Plastic bags — the kind used to tote home a carton of milk and bag of potato chips — have become the “polar bear” for the anti-plastic crowd, symbolizing impending environmental doom. This is a self-righteous clique made up mostly on helpless liberal urbanites who wouldn’t survive a week without Uber and a Whole Foods nearby.
But wait, is this an accurate characterization? Is there really an “anti-plastic” crowd? Yes, I’m sure there is. Just as there is an “anti-environment” crowd.
Neither one of these polar ends offer a solution to the real problem: plastic is great stuff, useful in a vast swath of products. In fact, it’s fair to say that plastic is everywhere. And that’s the problem.
The first synthetic plastic material, Bakalite, or, if you prefer, polyoxybenzylmethylenglycolanhydride, came into commercial use in the early 20th century. But it wasn’t until the 1950s that plastic production really got going.
A world without plastic?
A study published by a team of researchers from the University of California, Santa Barbara, the University of Georgia, and the Woods Hole Oceanographic Institution estimates more than 9 billion tons of plastic has been produced since the end of WWII. Lot’s of great stuff! Most of it now sitting piled in a landfill or washing into every ocean basin on the planet.
The researchers estimate that of all that plastic produced, only 30 percent is still in use.
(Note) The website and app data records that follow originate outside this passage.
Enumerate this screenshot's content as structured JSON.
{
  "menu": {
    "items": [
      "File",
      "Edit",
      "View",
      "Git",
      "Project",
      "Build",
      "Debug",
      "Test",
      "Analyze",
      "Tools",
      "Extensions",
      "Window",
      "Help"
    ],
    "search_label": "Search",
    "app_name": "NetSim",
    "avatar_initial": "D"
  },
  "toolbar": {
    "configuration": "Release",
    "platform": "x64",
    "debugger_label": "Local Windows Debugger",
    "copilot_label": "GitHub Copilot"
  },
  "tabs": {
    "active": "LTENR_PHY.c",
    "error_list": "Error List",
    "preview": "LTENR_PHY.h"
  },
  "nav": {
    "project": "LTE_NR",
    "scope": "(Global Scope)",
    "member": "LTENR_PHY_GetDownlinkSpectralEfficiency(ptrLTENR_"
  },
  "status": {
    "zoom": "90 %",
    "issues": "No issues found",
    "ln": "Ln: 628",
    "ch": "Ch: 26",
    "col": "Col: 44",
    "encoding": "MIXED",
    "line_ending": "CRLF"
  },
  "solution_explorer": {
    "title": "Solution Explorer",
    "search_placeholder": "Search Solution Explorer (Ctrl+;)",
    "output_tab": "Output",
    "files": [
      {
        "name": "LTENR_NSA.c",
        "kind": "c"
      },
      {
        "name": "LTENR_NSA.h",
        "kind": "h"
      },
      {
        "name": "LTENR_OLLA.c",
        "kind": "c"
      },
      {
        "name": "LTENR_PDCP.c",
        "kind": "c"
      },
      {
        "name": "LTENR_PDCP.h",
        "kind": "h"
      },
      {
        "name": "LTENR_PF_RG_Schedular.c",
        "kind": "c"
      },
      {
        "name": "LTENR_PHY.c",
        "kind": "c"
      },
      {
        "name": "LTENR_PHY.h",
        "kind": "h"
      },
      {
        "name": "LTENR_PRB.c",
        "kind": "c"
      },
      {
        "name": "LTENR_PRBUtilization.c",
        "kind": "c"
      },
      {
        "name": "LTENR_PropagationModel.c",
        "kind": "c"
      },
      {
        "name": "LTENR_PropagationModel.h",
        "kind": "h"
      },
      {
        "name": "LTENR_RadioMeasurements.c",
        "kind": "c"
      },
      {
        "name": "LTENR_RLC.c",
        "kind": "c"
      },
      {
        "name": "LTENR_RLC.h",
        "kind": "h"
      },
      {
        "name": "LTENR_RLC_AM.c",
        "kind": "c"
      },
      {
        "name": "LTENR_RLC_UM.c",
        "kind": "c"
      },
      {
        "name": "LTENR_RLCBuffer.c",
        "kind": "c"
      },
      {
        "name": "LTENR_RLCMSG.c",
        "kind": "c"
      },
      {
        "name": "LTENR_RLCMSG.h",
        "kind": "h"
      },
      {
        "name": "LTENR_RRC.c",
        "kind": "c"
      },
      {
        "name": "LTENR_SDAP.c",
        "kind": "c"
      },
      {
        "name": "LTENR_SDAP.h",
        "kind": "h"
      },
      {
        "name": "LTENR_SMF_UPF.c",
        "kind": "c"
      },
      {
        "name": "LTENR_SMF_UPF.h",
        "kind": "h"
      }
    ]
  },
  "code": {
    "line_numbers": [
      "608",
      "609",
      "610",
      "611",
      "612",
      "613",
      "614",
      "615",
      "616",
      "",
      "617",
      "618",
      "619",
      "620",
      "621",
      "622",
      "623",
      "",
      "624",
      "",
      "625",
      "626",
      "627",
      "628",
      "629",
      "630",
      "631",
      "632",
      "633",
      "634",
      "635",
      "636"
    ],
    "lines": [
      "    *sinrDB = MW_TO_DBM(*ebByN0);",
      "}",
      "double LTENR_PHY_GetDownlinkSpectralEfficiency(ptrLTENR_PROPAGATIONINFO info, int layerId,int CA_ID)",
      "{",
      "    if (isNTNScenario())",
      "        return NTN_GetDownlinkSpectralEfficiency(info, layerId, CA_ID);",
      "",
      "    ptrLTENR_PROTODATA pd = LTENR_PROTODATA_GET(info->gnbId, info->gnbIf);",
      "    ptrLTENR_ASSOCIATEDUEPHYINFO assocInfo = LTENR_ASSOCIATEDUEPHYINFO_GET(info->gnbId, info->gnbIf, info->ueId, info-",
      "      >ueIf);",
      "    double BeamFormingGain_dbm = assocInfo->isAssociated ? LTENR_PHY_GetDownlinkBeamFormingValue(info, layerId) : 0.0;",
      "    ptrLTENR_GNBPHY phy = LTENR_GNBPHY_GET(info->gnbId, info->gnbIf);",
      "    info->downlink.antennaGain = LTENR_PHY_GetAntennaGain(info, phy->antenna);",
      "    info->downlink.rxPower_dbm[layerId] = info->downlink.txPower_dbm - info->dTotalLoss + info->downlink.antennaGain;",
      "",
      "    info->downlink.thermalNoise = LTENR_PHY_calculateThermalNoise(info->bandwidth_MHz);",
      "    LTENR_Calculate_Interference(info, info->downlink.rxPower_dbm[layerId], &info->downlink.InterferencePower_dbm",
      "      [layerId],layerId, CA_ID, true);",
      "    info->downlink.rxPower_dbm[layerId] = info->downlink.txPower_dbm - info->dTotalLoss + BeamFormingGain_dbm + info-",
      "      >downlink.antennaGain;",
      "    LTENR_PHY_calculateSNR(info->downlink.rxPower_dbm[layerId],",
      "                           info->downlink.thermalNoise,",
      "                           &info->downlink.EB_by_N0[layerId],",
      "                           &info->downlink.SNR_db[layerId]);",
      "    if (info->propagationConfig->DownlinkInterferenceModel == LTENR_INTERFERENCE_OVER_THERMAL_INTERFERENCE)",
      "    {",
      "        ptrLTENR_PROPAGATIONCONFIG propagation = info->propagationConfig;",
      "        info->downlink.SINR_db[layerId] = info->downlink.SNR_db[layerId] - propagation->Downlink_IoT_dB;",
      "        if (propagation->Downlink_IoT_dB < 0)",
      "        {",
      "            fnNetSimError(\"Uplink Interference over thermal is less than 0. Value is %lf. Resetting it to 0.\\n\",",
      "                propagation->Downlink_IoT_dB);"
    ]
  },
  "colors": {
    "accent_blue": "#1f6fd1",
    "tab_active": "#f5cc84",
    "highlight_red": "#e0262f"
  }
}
Half of the 9 billion tons of plastic produced in the past 70 years was manufactured in the past 13 years. It’s a plastic paradise. Look around you. Is there anything within sight that doesn’t contain at least some plastic? Maybe, but not much. You’re probably wearing plastic.
And why not? Who wants to live in a world without plastic? Not me.
On the other hand, who wants to live in a world clogged with plastic, with landfills brimming and oceans fouled by an unending stream of plastic waste? Not me.
Ah, and there is the rub. The very thing that makes plastic so indispensable in our daily lives threatens to choke the life out of the planet.
From the report:
The growth of plastics production in the past 65 years has substantially outpaced any other manufactured material. The same properties that make plastics so versatile in innumerable applications — durability and resistance to degradation — make these materials difficult or impossible for nature to assimilate.
Thus, without a well-designed and tailor-made management strategy for end-of-life plastics, humans are conducting a singular uncontrolled experiment on a global scale, in which billions of metric tons of material will accumulate across all major terrestrial and aquatic ecosystems on the planet.
Tree-hugger or good ‘ol boy, it is a conundrum I suggest we take seriously.
Image credit: kris krüg, courtesy Flickr